“If this life was meant to be my real life, then it should have come with a better set of instruction.”

This second novel in the series finds Doctor J.D. Brewster wracked with guilt over the vicious assault in the
employee parking lot of Gulf Coast College of Medicine, which caused his friend, charge nurse Irene Segulla
to sustain “devastating injuries to her Face and generalized head and neck region.” Brewster vows to “hunt down the two
bastards who attacked her.” When the study he is participating in shuts down, Brewster is spared from inoculating the great apes
in the lab with a potentially deadly virus, but he now must complete his clinical clerkship training for the current year. Brewster,
Ben Fielder, and a giant of a man called Wooly Mammoth begin the rotations together. Wooly Mammoth, whose real name is Willy
Mammon, is the son of a gambler and former colleague of Brewster’s father. He shares knowledge of Brewster’s deceased father
that is quite shocking but not as astonishing as what he will soon experience. What happens during the rotations causes
Brewster and his colleagues to question the sanity of many of the attending physicians and their own. They encounter the sadist,
Dr. Street, in the burn unit on their first rotation, and their time there is brutal. During Brewster’s clinical rotations, he becomes
even more angry, cynical, and vicious.

This novel is a satirical look at the medical profession. The author, a medical doctor, draws on his life experiences in this trilogy.
Hill’s dynamic writing grabs the reader’s attention, and one is drawn immediately into the world of Brewster.
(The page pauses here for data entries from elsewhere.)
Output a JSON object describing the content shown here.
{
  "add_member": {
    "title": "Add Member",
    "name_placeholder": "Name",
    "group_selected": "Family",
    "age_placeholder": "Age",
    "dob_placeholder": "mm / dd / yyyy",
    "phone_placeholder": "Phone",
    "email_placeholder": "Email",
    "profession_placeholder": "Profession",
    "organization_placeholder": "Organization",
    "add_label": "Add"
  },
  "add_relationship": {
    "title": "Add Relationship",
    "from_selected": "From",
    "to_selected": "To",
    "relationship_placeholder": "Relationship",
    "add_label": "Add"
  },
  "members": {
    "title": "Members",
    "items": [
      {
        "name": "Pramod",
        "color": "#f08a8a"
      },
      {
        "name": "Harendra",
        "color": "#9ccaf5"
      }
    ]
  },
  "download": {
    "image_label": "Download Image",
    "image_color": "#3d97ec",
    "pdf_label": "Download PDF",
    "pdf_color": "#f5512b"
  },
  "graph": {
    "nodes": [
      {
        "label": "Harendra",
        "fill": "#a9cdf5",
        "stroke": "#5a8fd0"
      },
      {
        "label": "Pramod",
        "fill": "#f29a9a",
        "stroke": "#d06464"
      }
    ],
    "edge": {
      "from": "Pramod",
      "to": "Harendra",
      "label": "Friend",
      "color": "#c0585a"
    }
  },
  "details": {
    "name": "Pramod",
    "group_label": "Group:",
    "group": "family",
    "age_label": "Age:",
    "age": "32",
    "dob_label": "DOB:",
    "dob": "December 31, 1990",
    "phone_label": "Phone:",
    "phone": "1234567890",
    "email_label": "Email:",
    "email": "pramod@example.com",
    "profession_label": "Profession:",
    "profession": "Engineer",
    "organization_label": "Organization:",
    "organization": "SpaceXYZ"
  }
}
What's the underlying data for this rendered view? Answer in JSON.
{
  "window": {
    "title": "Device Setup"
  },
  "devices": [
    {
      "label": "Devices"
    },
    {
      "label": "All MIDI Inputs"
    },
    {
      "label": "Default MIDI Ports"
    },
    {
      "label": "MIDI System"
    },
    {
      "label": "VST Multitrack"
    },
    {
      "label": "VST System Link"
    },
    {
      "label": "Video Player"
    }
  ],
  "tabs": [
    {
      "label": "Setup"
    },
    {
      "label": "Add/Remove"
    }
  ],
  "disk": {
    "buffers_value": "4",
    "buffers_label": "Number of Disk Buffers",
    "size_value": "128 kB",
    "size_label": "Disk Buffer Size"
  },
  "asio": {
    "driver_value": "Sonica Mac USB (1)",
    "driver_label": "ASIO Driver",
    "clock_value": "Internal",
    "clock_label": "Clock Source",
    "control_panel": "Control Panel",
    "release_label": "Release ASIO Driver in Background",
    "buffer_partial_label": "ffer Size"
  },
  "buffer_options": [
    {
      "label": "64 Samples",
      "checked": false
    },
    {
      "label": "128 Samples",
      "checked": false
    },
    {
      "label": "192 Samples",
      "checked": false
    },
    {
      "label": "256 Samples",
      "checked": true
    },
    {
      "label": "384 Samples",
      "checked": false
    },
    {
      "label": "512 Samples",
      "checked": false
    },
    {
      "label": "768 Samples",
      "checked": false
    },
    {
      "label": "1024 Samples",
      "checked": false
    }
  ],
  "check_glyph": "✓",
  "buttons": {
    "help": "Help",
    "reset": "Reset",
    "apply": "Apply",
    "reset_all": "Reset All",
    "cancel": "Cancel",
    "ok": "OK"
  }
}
Not only does
Brewster have an adventurous and sometimes morbid work life, but his family life is also filled with bizarre characters.
Brewster’s Uncle John will have readers laughing out loud at his antics. His mother is a depressed, angry woman who is brutal
toward her two sons, William and J. D. His girlfriend, Stella, is quickly putting herself in medical danger with her affection for
sweets. Brewster discovers the information given to him by Wooly Mammoth concerning his father may indeed be true. Each
event in his life pushes him closer to an existential crisis.

Hill fills the novel with plenty of irony. For instance, his choice of names for many of the doctors is drawn from their specialty,
such as the urology resident, I.P. Stream. Though the novel has moments of hilarity, some scenes are hard to read. For example,
Wooly Mammoth reveals a harrowing experience he endured during the Vietnam war. Patients in the hospital also tell of the
brutalities of war in their revelations of the atrocities which occurred during America’s many conflicts and wars. These scenarios
are as harrowing as those that Brewster encounters during his clinical rotations. It is also revealed to Brewster and his
colleagues that the hospital’s staff participates in what is known as “the clinical justice system.” Especially onerous incarcerated
criminals are mysteriously beaten almost to death and sent to the hospital where a crew is waiting to harvest their organs. Moral
ambiguity is prevalent in the novel. Should a child rapist and killer be allowed to live when his death might save several more
worthy lives? Should sadistic doctors be allowed to care for patients? Where is God in the face of heinous acts of torture and

Though this novel contains graphic descriptions of illnesses, abuse, and truly horrific acts that may be hard for some to read, it
is a fascinating and disturbing work. It ends in a cliffhanger that makes one want to jump into the last of the series immediately.
This is a truly gripping novel that will have readers on the edge of their seats and perhaps asking the novel’s recurring question,
“Did God back the wrong primate?”